* _TASK PROMPT_:
Each line of the material that mentions the word "subtitle" is to be copied.

--

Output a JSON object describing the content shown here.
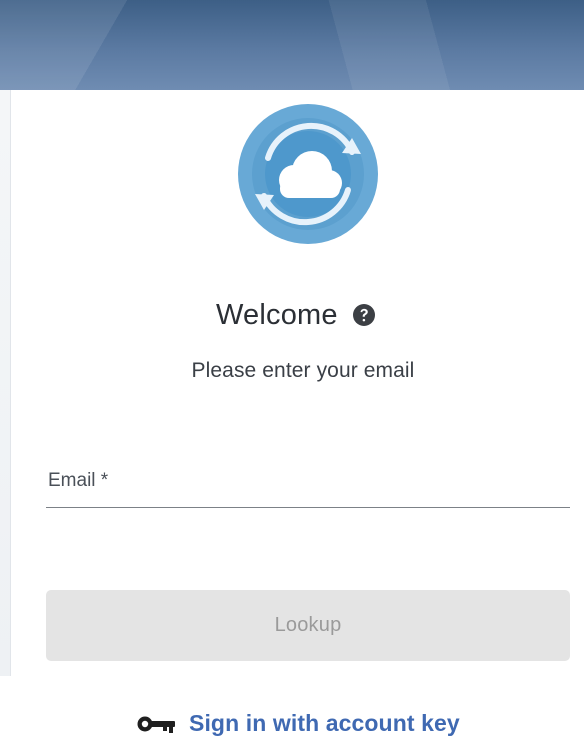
{
  "header": {
    "logo_icon": "cloud-sync-icon"
  },
  "welcome": {
    "title": "Welcome",
    "help_icon": "question-circle-icon",
    "subtitle": "Please enter your email"
  },
  "form": {
    "email_label": "Email *",
    "email_value": "",
    "email_placeholder": ""
  },
  "buttons": {
    "lookup_label": "Lookup"
  },
  "alternate_sign_in": {
    "icon": "key-icon",
    "label": "Sign in with account key"
  },
  "colors": {
    "banner": "#4f6f98",
    "link": "#3f69b2",
    "button_disabled_bg": "#e4e4e4",
    "button_disabled_text": "#9a9a9a"
  }
}
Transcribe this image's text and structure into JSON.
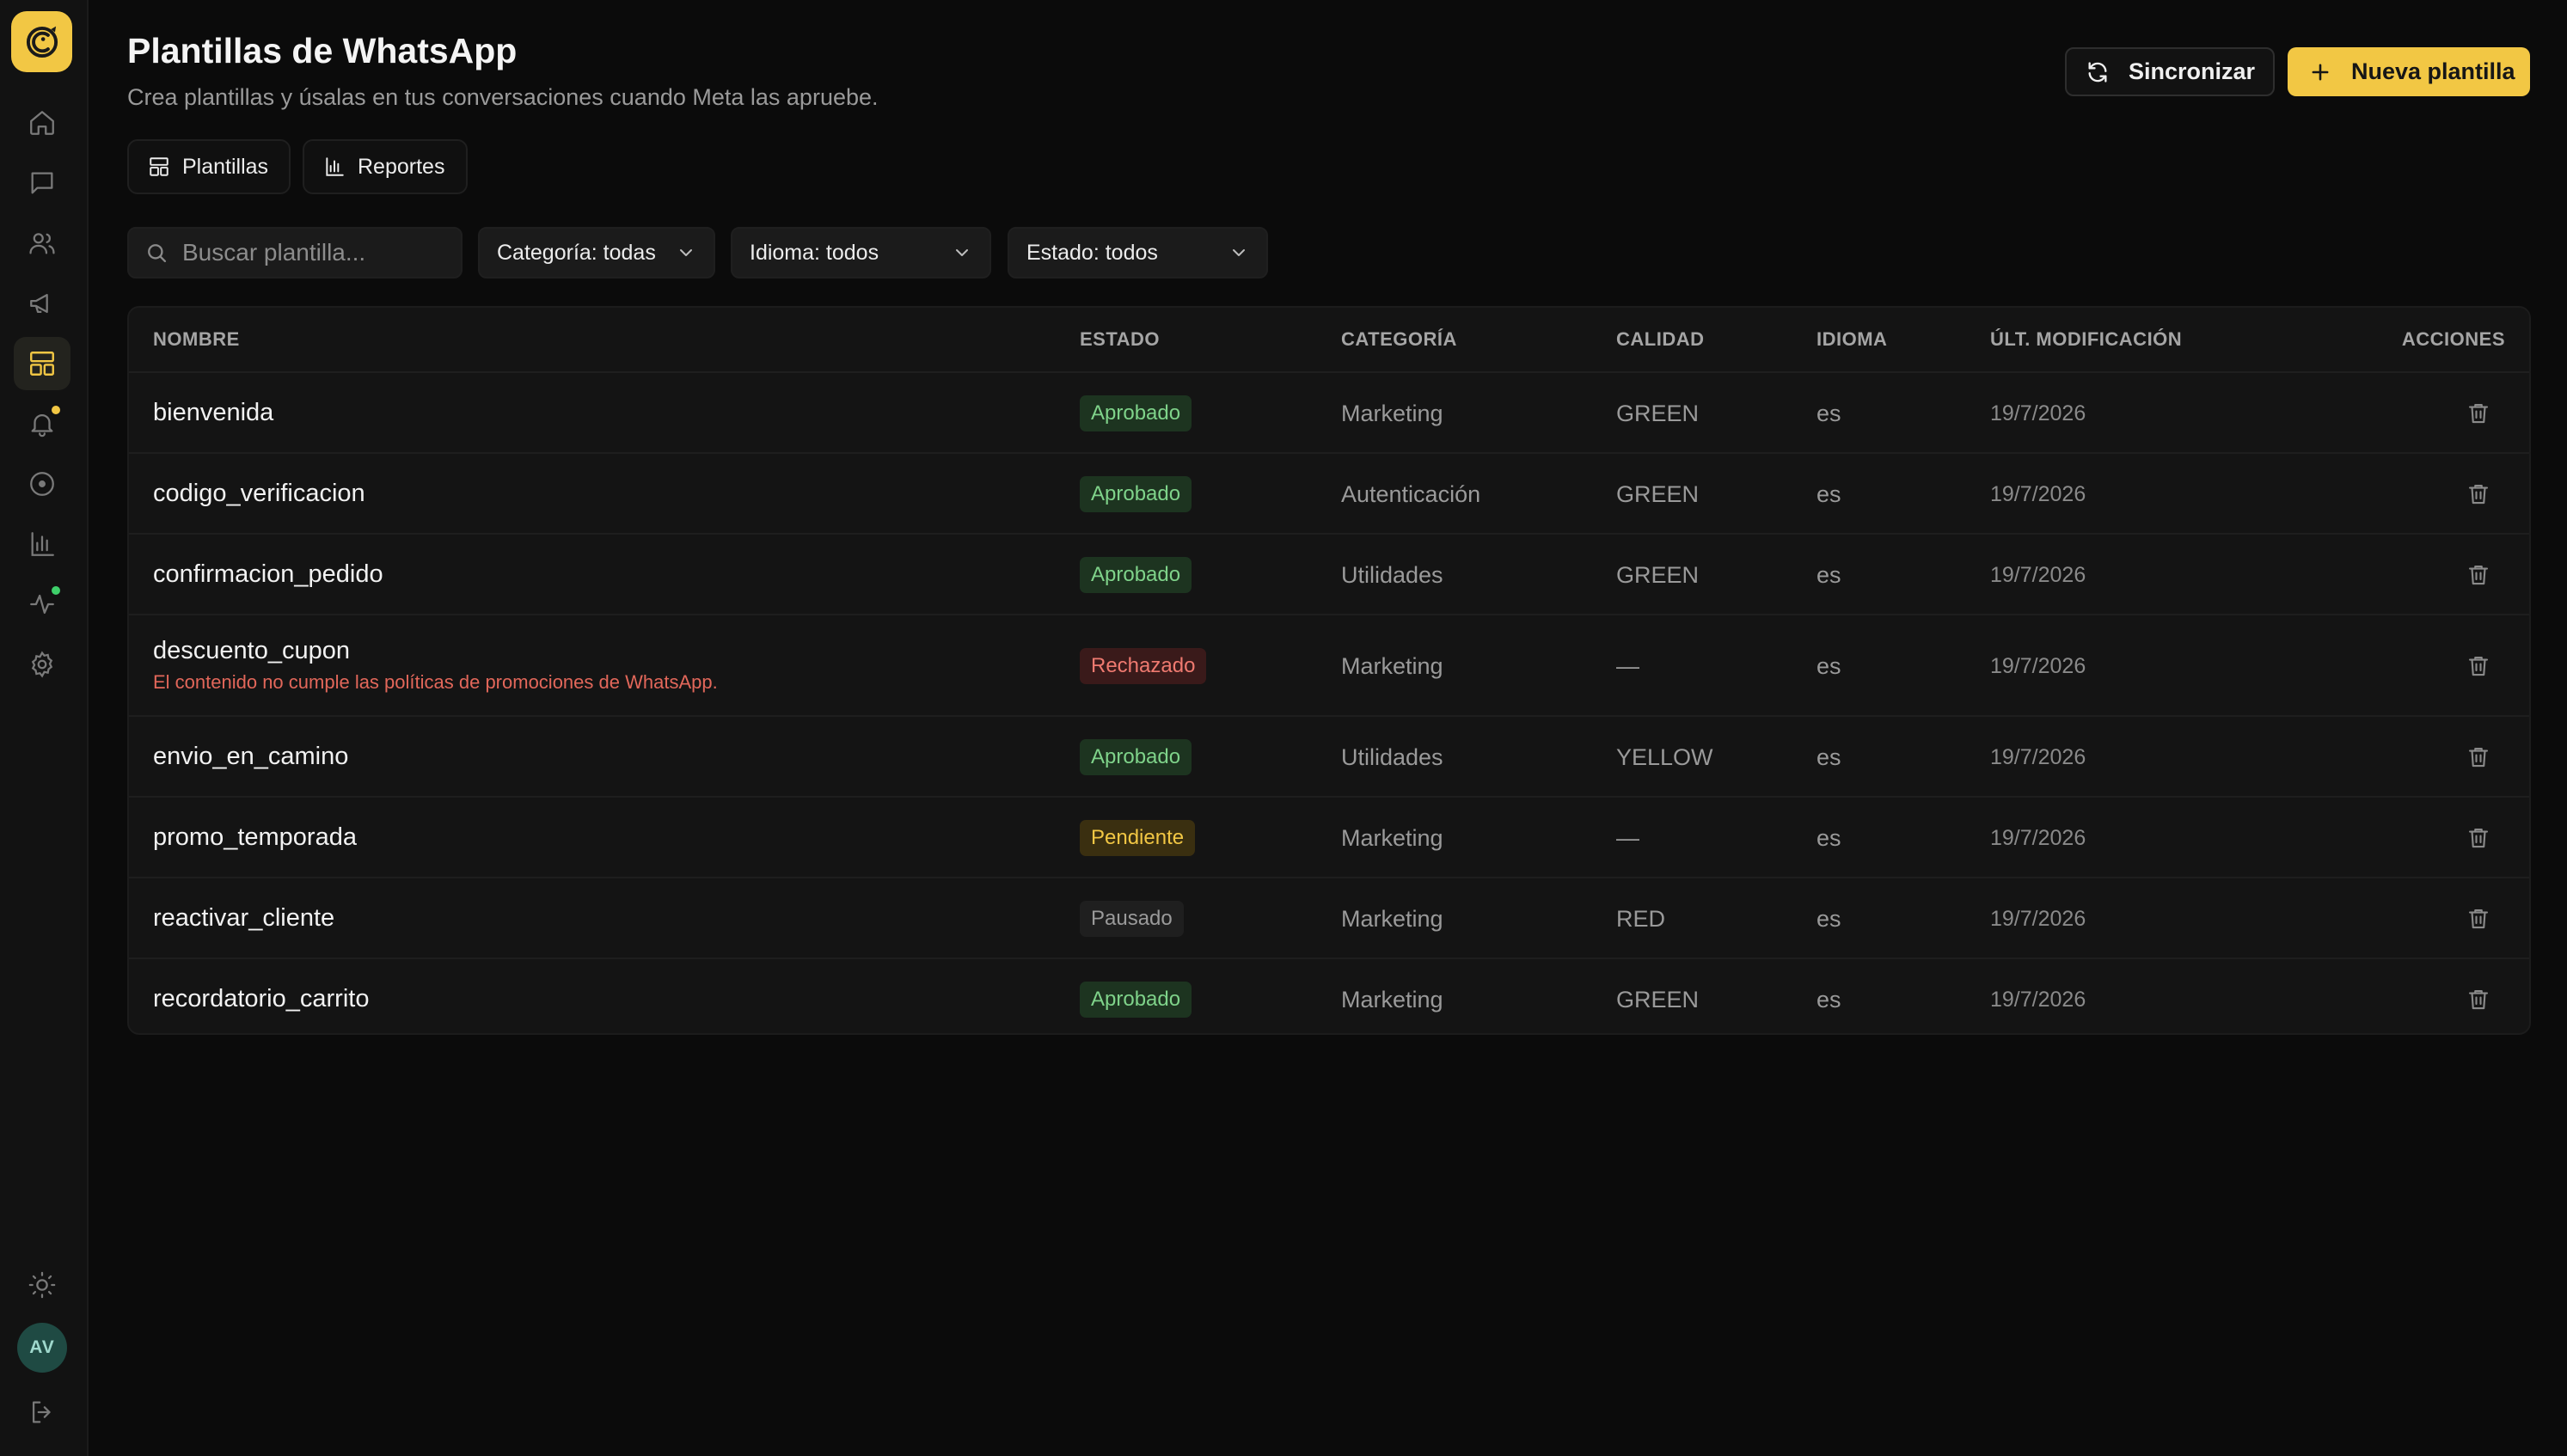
{
  "app": {
    "brand": "logo-icon"
  },
  "sidebar": {
    "items": [
      {
        "name": "home",
        "icon": "home-icon"
      },
      {
        "name": "chats",
        "icon": "message-icon"
      },
      {
        "name": "contacts",
        "icon": "users-icon"
      },
      {
        "name": "campaigns",
        "icon": "megaphone-icon"
      },
      {
        "name": "templates",
        "icon": "layout-icon",
        "active": true
      },
      {
        "name": "notifications",
        "icon": "bell-icon",
        "dot": "#f2c744"
      },
      {
        "name": "status",
        "icon": "circle-dot-icon"
      },
      {
        "name": "analytics",
        "icon": "bar-chart-icon"
      },
      {
        "name": "activity",
        "icon": "activity-icon",
        "dot": "#3ecf6a"
      },
      {
        "name": "settings",
        "icon": "gear-icon"
      }
    ],
    "avatar_initials": "AV"
  },
  "header": {
    "title": "Plantillas de WhatsApp",
    "subtitle": "Crea plantillas y úsalas en tus conversaciones cuando Meta las apruebe.",
    "sync_label": "Sincronizar",
    "new_label": "Nueva plantilla"
  },
  "tabs": [
    {
      "label": "Plantillas",
      "icon": "layout-icon"
    },
    {
      "label": "Reportes",
      "icon": "bar-chart-icon"
    }
  ],
  "filters": {
    "search_placeholder": "Buscar plantilla...",
    "category": "Categoría: todas",
    "language": "Idioma: todos",
    "status": "Estado: todos"
  },
  "table": {
    "columns": [
      "NOMBRE",
      "ESTADO",
      "CATEGORÍA",
      "CALIDAD",
      "IDIOMA",
      "ÚLT. MODIFICACIÓN",
      "ACCIONES"
    ],
    "rows": [
      {
        "name": "bienvenida",
        "status": "Aprobado",
        "status_tone": "green",
        "category": "Marketing",
        "quality": "GREEN",
        "language": "es",
        "modified": "19/7/2026"
      },
      {
        "name": "codigo_verificacion",
        "status": "Aprobado",
        "status_tone": "green",
        "category": "Autenticación",
        "quality": "GREEN",
        "language": "es",
        "modified": "19/7/2026"
      },
      {
        "name": "confirmacion_pedido",
        "status": "Aprobado",
        "status_tone": "green",
        "category": "Utilidades",
        "quality": "GREEN",
        "language": "es",
        "modified": "19/7/2026"
      },
      {
        "name": "descuento_cupon",
        "error": "El contenido no cumple las políticas de promociones de WhatsApp.",
        "status": "Rechazado",
        "status_tone": "red",
        "category": "Marketing",
        "quality": "—",
        "language": "es",
        "modified": "19/7/2026"
      },
      {
        "name": "envio_en_camino",
        "status": "Aprobado",
        "status_tone": "green",
        "category": "Utilidades",
        "quality": "YELLOW",
        "language": "es",
        "modified": "19/7/2026"
      },
      {
        "name": "promo_temporada",
        "status": "Pendiente",
        "status_tone": "yellow",
        "category": "Marketing",
        "quality": "—",
        "language": "es",
        "modified": "19/7/2026"
      },
      {
        "name": "reactivar_cliente",
        "status": "Pausado",
        "status_tone": "gray",
        "category": "Marketing",
        "quality": "RED",
        "language": "es",
        "modified": "19/7/2026"
      },
      {
        "name": "recordatorio_carrito",
        "status": "Aprobado",
        "status_tone": "green",
        "category": "Marketing",
        "quality": "GREEN",
        "language": "es",
        "modified": "19/7/2026"
      }
    ]
  }
}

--

* _RESPONSE_:
    "subtitle": "Please enter your email"
    "subtitle": "Crea plantillas y úsalas en tus conversaciones cuando Meta las apruebe.",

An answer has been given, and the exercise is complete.